== Directions ==
For the data below, work out how many lines include the string "army" and report only the number.

Website and app data records
☆ ☆ ☆
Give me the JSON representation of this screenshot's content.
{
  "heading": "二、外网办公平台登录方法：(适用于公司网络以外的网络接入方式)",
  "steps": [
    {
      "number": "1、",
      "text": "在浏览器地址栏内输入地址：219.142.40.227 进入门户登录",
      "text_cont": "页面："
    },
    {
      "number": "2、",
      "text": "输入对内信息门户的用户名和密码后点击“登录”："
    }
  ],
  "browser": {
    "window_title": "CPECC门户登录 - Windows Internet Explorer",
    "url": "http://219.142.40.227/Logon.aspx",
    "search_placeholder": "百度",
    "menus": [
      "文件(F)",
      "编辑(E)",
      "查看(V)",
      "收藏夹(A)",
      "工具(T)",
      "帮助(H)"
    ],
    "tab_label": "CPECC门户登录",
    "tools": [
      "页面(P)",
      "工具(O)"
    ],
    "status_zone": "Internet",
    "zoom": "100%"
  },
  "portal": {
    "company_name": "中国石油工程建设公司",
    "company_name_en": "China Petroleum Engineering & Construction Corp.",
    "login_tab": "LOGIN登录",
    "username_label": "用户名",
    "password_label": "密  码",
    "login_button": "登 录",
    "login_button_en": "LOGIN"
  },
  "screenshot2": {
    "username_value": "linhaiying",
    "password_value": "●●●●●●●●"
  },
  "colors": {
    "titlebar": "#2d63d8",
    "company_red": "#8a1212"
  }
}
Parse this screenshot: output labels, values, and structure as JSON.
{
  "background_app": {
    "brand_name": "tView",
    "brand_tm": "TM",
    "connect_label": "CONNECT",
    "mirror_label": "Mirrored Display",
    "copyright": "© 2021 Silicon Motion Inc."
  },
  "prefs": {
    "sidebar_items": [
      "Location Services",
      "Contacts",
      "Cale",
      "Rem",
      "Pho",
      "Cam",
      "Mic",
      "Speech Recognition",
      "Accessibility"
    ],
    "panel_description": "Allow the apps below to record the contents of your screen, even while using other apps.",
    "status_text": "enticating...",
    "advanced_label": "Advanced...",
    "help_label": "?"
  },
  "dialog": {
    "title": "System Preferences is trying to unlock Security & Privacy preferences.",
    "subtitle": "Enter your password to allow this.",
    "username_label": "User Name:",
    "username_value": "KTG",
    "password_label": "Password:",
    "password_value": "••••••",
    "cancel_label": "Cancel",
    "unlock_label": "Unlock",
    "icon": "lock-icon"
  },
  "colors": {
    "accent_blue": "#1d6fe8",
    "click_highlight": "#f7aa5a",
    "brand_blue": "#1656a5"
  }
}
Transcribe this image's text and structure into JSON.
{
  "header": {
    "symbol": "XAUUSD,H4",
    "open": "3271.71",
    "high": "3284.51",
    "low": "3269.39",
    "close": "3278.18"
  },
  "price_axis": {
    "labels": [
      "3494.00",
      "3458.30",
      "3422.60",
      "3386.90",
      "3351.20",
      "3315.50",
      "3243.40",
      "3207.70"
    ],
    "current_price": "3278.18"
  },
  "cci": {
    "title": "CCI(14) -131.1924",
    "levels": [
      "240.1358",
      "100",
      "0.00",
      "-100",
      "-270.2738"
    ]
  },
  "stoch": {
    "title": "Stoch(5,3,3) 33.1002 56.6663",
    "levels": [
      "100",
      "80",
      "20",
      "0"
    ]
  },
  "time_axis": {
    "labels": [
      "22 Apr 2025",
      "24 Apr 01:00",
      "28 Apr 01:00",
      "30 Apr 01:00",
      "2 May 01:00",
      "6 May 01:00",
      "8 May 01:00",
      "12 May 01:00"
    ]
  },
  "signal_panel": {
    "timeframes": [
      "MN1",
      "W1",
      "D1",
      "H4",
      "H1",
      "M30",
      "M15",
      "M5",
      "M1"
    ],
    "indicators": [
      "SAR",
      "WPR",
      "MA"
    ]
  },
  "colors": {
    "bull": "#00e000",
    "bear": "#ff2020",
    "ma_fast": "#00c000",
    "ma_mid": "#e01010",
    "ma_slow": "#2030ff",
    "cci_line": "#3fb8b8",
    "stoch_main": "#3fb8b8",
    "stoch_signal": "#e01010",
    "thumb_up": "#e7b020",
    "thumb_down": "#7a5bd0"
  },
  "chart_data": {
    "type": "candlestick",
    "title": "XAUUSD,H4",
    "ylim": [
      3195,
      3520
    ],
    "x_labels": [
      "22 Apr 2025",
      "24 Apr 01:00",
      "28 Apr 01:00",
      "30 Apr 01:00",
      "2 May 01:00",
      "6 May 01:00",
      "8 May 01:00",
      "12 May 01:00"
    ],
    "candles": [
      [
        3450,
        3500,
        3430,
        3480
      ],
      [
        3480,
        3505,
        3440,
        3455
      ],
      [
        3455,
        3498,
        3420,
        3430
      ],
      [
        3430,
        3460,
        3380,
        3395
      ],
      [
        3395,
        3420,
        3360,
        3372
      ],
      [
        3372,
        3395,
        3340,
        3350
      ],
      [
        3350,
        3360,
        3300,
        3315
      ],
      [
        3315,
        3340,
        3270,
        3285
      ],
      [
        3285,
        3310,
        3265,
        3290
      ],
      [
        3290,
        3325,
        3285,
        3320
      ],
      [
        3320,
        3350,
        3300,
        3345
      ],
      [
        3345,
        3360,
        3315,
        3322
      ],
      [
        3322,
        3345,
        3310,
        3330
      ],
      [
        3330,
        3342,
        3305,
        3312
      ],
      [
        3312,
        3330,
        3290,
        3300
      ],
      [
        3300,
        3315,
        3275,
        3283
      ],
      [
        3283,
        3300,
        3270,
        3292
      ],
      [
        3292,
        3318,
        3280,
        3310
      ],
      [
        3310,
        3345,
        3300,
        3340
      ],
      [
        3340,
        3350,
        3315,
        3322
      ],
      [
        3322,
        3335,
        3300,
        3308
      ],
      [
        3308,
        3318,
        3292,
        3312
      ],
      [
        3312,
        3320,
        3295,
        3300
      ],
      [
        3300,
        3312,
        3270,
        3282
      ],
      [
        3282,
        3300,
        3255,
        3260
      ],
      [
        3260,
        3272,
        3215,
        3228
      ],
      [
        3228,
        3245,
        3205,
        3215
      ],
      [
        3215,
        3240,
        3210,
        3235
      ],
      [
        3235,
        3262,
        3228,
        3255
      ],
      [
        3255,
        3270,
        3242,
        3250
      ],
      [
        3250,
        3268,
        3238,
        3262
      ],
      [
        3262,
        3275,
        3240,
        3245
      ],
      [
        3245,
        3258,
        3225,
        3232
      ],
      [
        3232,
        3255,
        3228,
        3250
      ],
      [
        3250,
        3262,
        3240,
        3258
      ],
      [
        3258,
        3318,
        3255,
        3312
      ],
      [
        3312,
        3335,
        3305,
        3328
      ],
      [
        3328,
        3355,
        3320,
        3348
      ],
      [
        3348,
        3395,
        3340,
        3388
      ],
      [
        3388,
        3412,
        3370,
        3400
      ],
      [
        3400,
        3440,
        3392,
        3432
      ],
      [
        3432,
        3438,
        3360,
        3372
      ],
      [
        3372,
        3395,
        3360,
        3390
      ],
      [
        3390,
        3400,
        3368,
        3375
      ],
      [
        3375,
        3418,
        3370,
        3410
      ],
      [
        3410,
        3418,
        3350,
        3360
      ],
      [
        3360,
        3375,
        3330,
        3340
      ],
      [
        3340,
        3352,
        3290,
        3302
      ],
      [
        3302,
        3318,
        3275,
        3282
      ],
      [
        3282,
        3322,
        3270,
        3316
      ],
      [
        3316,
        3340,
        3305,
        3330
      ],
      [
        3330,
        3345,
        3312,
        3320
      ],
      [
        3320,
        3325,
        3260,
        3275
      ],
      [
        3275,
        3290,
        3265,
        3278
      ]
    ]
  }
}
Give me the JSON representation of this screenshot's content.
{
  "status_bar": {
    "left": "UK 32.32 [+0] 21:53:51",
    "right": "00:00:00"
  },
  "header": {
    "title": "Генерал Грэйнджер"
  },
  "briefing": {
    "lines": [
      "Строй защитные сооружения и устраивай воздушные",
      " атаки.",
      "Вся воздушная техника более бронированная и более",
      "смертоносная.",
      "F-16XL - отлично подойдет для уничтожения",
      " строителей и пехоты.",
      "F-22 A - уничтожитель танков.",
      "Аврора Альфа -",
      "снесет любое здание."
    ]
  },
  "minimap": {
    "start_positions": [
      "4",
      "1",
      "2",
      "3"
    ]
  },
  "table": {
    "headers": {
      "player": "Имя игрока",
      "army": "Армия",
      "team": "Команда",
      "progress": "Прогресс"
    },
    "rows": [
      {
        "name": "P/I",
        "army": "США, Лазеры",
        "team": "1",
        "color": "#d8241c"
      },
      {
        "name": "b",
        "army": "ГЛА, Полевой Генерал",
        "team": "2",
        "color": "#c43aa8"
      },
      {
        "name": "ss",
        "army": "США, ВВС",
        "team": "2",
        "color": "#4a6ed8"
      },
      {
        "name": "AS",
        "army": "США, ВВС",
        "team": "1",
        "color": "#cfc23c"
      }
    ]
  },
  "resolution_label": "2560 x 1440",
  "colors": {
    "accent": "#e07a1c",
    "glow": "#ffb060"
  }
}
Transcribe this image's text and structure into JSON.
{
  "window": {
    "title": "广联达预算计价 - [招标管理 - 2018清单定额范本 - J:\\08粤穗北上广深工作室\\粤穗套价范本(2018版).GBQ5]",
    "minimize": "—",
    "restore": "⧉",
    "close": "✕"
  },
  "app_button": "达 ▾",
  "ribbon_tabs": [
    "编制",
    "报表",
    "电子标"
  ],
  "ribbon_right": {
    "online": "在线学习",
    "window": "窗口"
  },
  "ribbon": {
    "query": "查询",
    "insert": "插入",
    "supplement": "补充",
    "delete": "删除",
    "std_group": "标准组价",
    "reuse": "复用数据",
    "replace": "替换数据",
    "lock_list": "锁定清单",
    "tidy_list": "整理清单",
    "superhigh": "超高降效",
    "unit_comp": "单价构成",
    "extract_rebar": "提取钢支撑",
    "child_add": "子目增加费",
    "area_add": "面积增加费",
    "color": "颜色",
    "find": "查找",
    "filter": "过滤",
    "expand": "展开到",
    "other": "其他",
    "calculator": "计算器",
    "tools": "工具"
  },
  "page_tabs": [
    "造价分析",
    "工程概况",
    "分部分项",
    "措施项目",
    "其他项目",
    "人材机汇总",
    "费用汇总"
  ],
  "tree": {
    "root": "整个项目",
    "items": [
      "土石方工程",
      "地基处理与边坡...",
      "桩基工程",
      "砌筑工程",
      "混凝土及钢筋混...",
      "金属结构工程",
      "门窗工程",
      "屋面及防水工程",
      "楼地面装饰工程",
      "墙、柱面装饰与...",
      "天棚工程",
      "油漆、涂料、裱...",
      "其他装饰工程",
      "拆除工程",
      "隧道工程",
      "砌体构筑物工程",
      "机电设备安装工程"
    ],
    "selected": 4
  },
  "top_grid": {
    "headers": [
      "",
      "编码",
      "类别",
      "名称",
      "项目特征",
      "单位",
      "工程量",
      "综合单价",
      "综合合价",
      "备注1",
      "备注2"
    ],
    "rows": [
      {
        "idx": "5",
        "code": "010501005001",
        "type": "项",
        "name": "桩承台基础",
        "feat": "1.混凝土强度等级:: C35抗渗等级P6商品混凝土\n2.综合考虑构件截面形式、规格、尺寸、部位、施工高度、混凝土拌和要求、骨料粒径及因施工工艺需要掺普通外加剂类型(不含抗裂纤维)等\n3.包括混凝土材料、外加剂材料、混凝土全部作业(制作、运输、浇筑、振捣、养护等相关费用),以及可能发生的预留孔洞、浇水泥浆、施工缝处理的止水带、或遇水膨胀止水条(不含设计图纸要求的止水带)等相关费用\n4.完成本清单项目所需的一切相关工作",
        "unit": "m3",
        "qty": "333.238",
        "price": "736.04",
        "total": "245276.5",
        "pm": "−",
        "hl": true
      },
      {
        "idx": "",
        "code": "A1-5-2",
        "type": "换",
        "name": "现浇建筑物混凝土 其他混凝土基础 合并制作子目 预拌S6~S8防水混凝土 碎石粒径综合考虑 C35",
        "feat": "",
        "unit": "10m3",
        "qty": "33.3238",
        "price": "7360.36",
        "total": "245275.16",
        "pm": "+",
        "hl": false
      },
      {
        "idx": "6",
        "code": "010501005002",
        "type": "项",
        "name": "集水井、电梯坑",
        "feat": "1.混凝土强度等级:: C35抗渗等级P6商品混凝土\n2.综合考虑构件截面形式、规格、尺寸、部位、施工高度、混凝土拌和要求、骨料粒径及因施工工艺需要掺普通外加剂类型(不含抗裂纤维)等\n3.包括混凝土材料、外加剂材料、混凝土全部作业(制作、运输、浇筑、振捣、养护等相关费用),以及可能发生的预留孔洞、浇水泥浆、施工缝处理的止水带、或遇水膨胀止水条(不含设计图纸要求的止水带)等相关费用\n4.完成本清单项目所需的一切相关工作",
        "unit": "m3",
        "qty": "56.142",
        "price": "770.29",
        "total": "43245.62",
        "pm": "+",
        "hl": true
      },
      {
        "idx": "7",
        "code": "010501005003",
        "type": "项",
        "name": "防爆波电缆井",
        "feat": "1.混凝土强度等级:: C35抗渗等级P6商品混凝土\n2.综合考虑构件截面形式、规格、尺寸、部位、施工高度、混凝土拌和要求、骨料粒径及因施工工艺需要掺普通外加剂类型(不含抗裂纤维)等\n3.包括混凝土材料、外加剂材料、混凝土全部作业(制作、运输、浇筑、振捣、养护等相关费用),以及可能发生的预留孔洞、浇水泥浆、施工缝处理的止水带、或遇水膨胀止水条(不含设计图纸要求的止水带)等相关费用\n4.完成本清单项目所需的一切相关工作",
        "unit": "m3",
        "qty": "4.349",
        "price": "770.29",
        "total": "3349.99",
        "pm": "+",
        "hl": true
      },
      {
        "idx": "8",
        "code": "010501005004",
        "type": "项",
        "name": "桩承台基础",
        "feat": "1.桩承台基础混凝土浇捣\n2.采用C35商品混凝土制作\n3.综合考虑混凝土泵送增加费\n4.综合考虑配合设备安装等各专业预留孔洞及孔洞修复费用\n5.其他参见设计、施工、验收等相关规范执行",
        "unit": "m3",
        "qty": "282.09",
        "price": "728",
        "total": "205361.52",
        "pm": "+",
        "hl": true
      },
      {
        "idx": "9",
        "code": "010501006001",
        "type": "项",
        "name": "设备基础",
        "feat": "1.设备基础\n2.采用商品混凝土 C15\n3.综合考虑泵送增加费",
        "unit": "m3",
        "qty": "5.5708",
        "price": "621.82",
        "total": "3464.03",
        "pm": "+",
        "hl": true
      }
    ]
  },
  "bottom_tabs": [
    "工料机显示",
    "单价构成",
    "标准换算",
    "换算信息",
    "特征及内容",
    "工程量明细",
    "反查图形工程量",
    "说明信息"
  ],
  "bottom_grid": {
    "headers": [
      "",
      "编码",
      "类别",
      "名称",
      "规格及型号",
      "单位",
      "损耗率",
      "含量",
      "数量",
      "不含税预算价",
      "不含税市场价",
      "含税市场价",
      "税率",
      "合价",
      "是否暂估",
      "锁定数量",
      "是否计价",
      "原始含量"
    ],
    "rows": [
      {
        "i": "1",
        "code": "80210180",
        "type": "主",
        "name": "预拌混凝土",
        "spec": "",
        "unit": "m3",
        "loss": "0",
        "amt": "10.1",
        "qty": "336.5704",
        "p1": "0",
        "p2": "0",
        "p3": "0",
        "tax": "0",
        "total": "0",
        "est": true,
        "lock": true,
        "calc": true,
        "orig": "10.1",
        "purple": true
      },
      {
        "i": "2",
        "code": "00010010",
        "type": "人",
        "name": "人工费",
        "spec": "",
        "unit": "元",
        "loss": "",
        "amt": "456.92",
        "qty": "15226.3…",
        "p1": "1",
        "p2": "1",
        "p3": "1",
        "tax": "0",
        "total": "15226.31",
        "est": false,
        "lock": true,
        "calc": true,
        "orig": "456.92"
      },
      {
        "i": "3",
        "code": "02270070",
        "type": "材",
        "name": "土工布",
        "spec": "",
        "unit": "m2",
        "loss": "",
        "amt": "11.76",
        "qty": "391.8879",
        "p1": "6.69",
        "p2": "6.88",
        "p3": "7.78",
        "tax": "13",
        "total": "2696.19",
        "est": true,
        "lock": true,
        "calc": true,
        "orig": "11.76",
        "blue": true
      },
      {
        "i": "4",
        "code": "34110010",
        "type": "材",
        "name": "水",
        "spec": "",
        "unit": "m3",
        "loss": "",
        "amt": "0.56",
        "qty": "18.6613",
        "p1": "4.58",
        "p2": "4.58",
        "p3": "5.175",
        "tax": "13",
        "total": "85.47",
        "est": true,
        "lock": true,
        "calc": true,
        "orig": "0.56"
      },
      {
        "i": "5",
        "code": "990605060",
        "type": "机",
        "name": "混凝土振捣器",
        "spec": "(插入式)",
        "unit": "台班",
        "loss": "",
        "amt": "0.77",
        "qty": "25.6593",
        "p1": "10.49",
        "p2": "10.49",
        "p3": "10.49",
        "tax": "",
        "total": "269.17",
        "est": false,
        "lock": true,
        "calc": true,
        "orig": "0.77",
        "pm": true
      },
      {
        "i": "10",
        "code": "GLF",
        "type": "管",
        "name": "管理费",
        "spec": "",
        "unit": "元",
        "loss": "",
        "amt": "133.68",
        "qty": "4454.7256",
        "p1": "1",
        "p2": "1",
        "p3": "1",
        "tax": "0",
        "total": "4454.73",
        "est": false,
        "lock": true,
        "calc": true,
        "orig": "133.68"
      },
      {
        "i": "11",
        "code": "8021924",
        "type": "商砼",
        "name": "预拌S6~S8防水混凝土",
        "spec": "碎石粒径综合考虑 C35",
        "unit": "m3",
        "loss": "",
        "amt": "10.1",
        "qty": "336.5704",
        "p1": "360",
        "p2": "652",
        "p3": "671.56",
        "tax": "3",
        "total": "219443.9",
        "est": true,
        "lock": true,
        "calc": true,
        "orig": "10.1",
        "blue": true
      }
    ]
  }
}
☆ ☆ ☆
== Task response ==
5